The reply consists of one number only: how many lines in the listing below contain the word "icon".
§
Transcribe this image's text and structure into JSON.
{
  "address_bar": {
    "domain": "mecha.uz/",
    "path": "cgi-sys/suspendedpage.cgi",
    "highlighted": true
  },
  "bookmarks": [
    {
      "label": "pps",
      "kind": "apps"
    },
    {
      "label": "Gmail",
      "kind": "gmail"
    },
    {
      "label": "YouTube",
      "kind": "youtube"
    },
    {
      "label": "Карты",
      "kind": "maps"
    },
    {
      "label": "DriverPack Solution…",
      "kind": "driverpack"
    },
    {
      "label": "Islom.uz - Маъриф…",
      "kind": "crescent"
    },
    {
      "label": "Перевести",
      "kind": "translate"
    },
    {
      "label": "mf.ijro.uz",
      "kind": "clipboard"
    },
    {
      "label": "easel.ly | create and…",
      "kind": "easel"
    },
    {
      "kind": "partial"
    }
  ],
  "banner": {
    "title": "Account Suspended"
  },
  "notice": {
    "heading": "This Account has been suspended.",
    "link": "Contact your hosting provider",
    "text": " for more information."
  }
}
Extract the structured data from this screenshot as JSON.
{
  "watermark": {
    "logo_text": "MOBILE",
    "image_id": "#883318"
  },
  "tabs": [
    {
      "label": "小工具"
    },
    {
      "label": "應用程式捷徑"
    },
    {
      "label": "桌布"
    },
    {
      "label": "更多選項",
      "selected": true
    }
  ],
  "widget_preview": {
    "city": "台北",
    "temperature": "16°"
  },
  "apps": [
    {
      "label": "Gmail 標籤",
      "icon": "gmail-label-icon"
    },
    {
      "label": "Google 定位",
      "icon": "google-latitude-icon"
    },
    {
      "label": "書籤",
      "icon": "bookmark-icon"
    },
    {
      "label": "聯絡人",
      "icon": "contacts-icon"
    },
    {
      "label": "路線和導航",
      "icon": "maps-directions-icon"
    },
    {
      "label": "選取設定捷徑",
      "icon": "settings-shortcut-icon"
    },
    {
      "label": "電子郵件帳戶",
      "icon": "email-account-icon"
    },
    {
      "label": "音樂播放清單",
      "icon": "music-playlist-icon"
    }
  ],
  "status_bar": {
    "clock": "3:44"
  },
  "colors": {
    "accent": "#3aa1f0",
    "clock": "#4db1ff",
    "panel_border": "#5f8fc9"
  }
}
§
=== ANSWER SPACE ===
8